Celeste, they would feed discontent by saying 'Told you so' or something equally trite. They, like all of us, had their time and once that passed they should take their place in history, end, over and out. Today we can only live in and for today, nostalgia does not put food on the table or run the vacuum cleaner. If it did then power would be very cheap, I suspect.

The "Christians" I was talking about are American fundamentalists. The West has its fair share of madmen!

Don't worry about terrorists. You have a 1 in 250 lifetime chance of dying in a road traffic accident.
Now there is a real cause for terror!
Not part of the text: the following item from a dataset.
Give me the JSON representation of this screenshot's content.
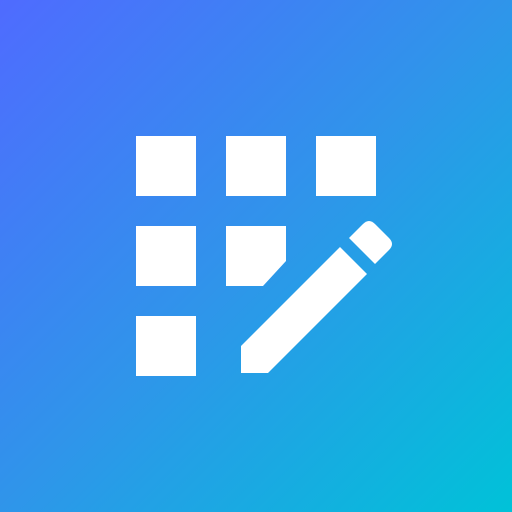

Celeste, there you see how words become distorted and mythologised. Powell was a classical scholar, as horribly narrow minded he was about the world, so he took a quote from the Sibyl prophesies in the Aeneid, written by Virgil, of 'wars, terrible wars, and the Tiber foaming with much blood.' He never said there would be blood on the streets of England. Read his closing words, citing the epic poem:

"As I look ahead, I am filled with foreboding. Like the Roman, I seem to see "the River Tiber foaming with much blood". That tragic and intractable phenomenon which we watch with horror on the other side of the Atlantic but which there is interwoven with the history and existence of the States itself, is coming upon us here by our own volition and our own neglect. Indeed, it has all but come. In numerical terms, it will be of American proportions long before the end of the century. Only resolute and urgent action will avert it even now. Whether there will be the public will to demand and obtain that action, I do not know. All I know is that to see, and not to speak, would be the great betrayal."

The media made the interpretation that is now so much quoted by those who oppose immigration, yet that was a speech early in 1968 that many of us protested about, but at the time never read into it anything about blood in any streets anywhere, the Tiber in Rome, which is a river and most certainly not a street in England. However, it is now part of the mythology of political predictions coming true although to compare 1968 and 2015 is nigh on impossible. Yet it is there and it is cited and badly repeated, but those who do so are usually no more than corrected occasionally but not forbidden to repeat it. That would be censorship I believe. That is the last any of us wish to see.

Yes, once upon the time the freedom of speech was even going so far that a then president claimed: 'God told me to end the tyranny in Iraq' so simple said: he was on a mission from God when he launched the invasions of Afghanistan and Iraq. In this sense even mutual respect can back-fire in a world full of charli's...

just joking, good friendly reminder Brian

Phil H, did you have to change your nationality before being allowed to vote in The Isle of Man?
I think not.
The two cases are not the same, if we wish to remain British we stand to lose the right to vote after 15 years. Many of us have our pensions, that is our main financial interest in the UK and should not be denied the right to vote on which government will oversee that.